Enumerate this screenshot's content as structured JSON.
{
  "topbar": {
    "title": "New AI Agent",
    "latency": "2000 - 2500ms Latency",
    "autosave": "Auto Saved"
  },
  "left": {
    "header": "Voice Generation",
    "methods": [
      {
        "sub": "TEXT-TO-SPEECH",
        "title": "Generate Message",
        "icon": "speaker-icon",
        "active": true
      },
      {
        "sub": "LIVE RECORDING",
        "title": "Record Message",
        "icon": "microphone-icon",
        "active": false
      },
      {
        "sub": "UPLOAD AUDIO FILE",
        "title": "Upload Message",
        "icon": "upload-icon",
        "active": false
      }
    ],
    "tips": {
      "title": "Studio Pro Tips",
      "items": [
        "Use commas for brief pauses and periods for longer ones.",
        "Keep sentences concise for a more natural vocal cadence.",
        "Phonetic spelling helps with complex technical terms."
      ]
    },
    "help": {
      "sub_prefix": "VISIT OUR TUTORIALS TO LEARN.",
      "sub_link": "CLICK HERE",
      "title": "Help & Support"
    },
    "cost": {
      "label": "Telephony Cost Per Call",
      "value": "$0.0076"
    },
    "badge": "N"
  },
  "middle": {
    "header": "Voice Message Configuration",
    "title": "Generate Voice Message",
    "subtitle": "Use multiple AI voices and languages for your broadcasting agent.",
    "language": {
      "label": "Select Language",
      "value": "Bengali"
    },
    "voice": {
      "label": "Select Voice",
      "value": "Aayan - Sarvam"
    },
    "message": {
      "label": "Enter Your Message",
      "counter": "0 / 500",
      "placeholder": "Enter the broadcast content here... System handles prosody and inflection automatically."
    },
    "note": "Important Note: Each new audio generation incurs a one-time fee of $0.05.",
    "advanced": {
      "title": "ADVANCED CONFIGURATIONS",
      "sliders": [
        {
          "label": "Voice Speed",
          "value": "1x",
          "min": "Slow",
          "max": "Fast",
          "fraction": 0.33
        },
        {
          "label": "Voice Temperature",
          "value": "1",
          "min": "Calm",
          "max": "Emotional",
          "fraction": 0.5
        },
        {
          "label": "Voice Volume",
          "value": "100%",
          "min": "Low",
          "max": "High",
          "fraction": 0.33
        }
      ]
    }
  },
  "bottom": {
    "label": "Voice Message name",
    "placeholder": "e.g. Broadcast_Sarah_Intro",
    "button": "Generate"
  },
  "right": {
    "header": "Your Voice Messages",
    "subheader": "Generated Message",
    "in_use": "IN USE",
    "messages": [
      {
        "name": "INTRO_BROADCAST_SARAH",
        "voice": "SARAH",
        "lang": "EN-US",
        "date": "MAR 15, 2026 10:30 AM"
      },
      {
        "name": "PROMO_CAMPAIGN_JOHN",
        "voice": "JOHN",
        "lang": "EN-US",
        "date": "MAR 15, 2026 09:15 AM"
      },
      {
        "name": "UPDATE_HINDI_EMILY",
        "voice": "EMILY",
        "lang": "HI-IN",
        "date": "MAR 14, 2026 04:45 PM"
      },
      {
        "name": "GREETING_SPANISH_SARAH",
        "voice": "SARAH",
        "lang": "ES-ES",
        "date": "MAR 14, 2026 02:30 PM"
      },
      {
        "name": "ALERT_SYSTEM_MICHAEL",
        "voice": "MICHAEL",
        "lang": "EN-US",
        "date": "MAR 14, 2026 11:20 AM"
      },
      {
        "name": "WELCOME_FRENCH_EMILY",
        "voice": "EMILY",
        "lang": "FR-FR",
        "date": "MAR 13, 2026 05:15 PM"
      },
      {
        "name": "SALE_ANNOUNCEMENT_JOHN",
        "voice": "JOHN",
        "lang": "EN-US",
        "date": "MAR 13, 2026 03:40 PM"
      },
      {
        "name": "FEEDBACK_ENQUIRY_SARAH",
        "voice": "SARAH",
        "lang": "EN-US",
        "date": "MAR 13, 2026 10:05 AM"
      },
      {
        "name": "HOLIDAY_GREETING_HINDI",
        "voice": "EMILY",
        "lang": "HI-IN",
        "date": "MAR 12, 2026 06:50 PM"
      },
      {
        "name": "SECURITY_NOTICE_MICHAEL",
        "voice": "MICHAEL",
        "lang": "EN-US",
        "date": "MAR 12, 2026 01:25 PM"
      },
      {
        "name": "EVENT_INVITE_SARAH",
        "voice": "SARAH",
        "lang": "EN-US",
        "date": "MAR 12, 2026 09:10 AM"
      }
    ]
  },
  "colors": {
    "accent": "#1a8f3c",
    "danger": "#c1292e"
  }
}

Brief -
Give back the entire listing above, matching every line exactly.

Response to this exercise -
Enumerate this screenshot's content as structured JSON.
{
  "topbar": {
    "title": "New AI Agent",
    "latency": "2000 - 2500ms Latency",
    "autosave": "Auto Saved"
  },
  "left": {
    "header": "Voice Generation",
    "methods": [
      {
        "sub": "TEXT-TO-SPEECH",
        "title": "Generate Message",
        "icon": "speaker-icon",
        "active": true
      },
      {
        "sub": "LIVE RECORDING",
        "title": "Record Message",
        "icon": "microphone-icon",
        "active": false
      },
      {
        "sub": "UPLOAD AUDIO FILE",
        "title": "Upload Message",
        "icon": "upload-icon",
        "active": false
      }
    ],
    "tips": {
      "title": "Studio Pro Tips",
      "items": [
        "Use commas for brief pauses and periods for longer ones.",
        "Keep sentences concise for a more natural vocal cadence.",
        "Phonetic spelling helps with complex technical terms."
      ]
    },
    "help": {
      "sub_prefix": "VISIT OUR TUTORIALS TO LEARN.",
      "sub_link": "CLICK HERE",
      "title": "Help & Support"
    },
    "cost": {
      "label": "Telephony Cost Per Call",
      "value": "$0.0076"
    },
    "badge": "N"
  },
  "middle": {
    "header": "Voice Message Configuration",
    "title": "Generate Voice Message",
    "subtitle": "Use multiple AI voices and languages for your broadcasting agent.",
    "language": {
      "label": "Select Language",
      "value": "Bengali"
    },
    "voice": {
      "label": "Select Voice",
      "value": "Aayan - Sarvam"
    },
    "message": {
      "label": "Enter Your Message",
      "counter": "0 / 500",
      "placeholder": "Enter the broadcast content here... System handles prosody and inflection automatically."
    },
    "note": "Important Note: Each new audio generation incurs a one-time fee of $0.05.",
    "advanced": {
      "title": "ADVANCED CONFIGURATIONS",
      "sliders": [
        {
          "label": "Voice Speed",
          "value": "1x",
          "min": "Slow",
          "max": "Fast",
          "fraction": 0.33
        },
        {
          "label": "Voice Temperature",
          "value": "1",
          "min": "Calm",
          "max": "Emotional",
          "fraction": 0.5
        },
        {
          "label": "Voice Volume",
          "value": "100%",
          "min": "Low",
          "max": "High",
          "fraction": 0.33
        }
      ]
    }
  },
  "bottom": {
    "label": "Voice Message name",
    "placeholder": "e.g. Broadcast_Sarah_Intro",
    "button": "Generate"
  },
  "right": {
    "header": "Your Voice Messages",
    "subheader": "Generated Message",
    "in_use": "IN USE",
    "messages": [
      {
        "name": "INTRO_BROADCAST_SARAH",
        "voice": "SARAH",
        "lang": "EN-US",
        "date": "MAR 15, 2026 10:30 AM"
      },
      {
        "name": "PROMO_CAMPAIGN_JOHN",
        "voice": "JOHN",
        "lang": "EN-US",
        "date": "MAR 15, 2026 09:15 AM"
      },
      {
        "name": "UPDATE_HINDI_EMILY",
        "voice": "EMILY",
        "lang": "HI-IN",
        "date": "MAR 14, 2026 04:45 PM"
      },
      {
        "name": "GREETING_SPANISH_SARAH",
        "voice": "SARAH",
        "lang": "ES-ES",
        "date": "MAR 14, 2026 02:30 PM"
      },
      {
        "name": "ALERT_SYSTEM_MICHAEL",
        "voice": "MICHAEL",
        "lang": "EN-US",
        "date": "MAR 14, 2026 11:20 AM"
      },
      {
        "name": "WELCOME_FRENCH_EMILY",
        "voice": "EMILY",
        "lang": "FR-FR",
        "date": "MAR 13, 2026 05:15 PM"
      },
      {
        "name": "SALE_ANNOUNCEMENT_JOHN",
        "voice": "JOHN",
        "lang": "EN-US",
        "date": "MAR 13, 2026 03:40 PM"
      },
      {
        "name": "FEEDBACK_ENQUIRY_SARAH",
        "voice": "SARAH",
        "lang": "EN-US",
        "date": "MAR 13, 2026 10:05 AM"
      },
      {
        "name": "HOLIDAY_GREETING_HINDI",
        "voice": "EMILY",
        "lang": "HI-IN",
        "date": "MAR 12, 2026 06:50 PM"
      },
      {
        "name": "SECURITY_NOTICE_MICHAEL",
        "voice": "MICHAEL",
        "lang": "EN-US",
        "date": "MAR 12, 2026 01:25 PM"
      },
      {
        "name": "EVENT_INVITE_SARAH",
        "voice": "SARAH",
        "lang": "EN-US",
        "date": "MAR 12, 2026 09:10 AM"
      }
    ]
  },
  "colors": {
    "accent": "#1a8f3c",
    "danger": "#c1292e"
  }
}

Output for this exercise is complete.